**Work task:**
Write the data out again, matching every line exactly.

Page and application data records
▬▬▬▬▬▬

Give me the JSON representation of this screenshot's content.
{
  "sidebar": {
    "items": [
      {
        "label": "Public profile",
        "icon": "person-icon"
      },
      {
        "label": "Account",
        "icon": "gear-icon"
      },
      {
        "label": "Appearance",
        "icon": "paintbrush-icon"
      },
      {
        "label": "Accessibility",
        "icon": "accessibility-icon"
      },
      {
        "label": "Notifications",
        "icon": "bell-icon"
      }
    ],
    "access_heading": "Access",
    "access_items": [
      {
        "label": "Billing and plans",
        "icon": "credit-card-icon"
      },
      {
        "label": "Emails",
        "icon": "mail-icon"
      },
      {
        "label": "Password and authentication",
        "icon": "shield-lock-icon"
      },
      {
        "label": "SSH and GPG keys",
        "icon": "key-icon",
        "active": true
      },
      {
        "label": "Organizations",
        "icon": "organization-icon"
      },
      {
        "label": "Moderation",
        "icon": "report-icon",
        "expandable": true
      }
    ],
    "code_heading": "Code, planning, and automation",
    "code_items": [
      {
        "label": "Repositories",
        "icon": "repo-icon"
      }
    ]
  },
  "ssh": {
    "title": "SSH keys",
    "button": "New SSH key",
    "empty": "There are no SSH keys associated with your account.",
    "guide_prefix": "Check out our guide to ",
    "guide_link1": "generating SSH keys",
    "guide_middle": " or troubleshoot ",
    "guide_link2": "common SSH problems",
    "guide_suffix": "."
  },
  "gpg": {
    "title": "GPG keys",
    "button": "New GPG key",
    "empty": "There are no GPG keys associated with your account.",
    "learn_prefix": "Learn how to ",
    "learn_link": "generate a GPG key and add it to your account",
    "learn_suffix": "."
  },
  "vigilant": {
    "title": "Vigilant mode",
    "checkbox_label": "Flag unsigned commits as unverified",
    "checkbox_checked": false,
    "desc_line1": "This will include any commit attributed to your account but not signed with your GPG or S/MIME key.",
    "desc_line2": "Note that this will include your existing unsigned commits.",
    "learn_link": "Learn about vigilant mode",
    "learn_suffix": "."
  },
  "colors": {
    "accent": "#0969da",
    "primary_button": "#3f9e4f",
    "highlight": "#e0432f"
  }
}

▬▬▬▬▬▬

**Expected answer:**
Give me the JSON representation of this screenshot's content.
{
  "sidebar": {
    "items": [
      {
        "label": "Public profile",
        "icon": "person-icon"
      },
      {
        "label": "Account",
        "icon": "gear-icon"
      },
      {
        "label": "Appearance",
        "icon": "paintbrush-icon"
      },
      {
        "label": "Accessibility",
        "icon": "accessibility-icon"
      },
      {
        "label": "Notifications",
        "icon": "bell-icon"
      }
    ],
    "access_heading": "Access",
    "access_items": [
      {
        "label": "Billing and plans",
        "icon": "credit-card-icon"
      },
      {
        "label": "Emails",
        "icon": "mail-icon"
      },
      {
        "label": "Password and authentication",
        "icon": "shield-lock-icon"
      },
      {
        "label": "SSH and GPG keys",
        "icon": "key-icon",
        "active": true
      },
      {
        "label": "Organizations",
        "icon": "organization-icon"
      },
      {
        "label": "Moderation",
        "icon": "report-icon",
        "expandable": true
      }
    ],
    "code_heading": "Code, planning, and automation",
    "code_items": [
      {
        "label": "Repositories",
        "icon": "repo-icon"
      }
    ]
  },
  "ssh": {
    "title": "SSH keys",
    "button": "New SSH key",
    "empty": "There are no SSH keys associated with your account.",
    "guide_prefix": "Check out our guide to ",
    "guide_link1": "generating SSH keys",
    "guide_middle": " or troubleshoot ",
    "guide_link2": "common SSH problems",
    "guide_suffix": "."
  },
  "gpg": {
    "title": "GPG keys",
    "button": "New GPG key",
    "empty": "There are no GPG keys associated with your account.",
    "learn_prefix": "Learn how to ",
    "learn_link": "generate a GPG key and add it to your account",
    "learn_suffix": "."
  },
  "vigilant": {
    "title": "Vigilant mode",
    "checkbox_label": "Flag unsigned commits as unverified",
    "checkbox_checked": false,
    "desc_line1": "This will include any commit attributed to your account but not signed with your GPG or S/MIME key.",
    "desc_line2": "Note that this will include your existing unsigned commits.",
    "learn_link": "Learn about vigilant mode",
    "learn_suffix": "."
  },
  "colors": {
    "accent": "#0969da",
    "primary_button": "#3f9e4f",
    "highlight": "#e0432f"
  }
}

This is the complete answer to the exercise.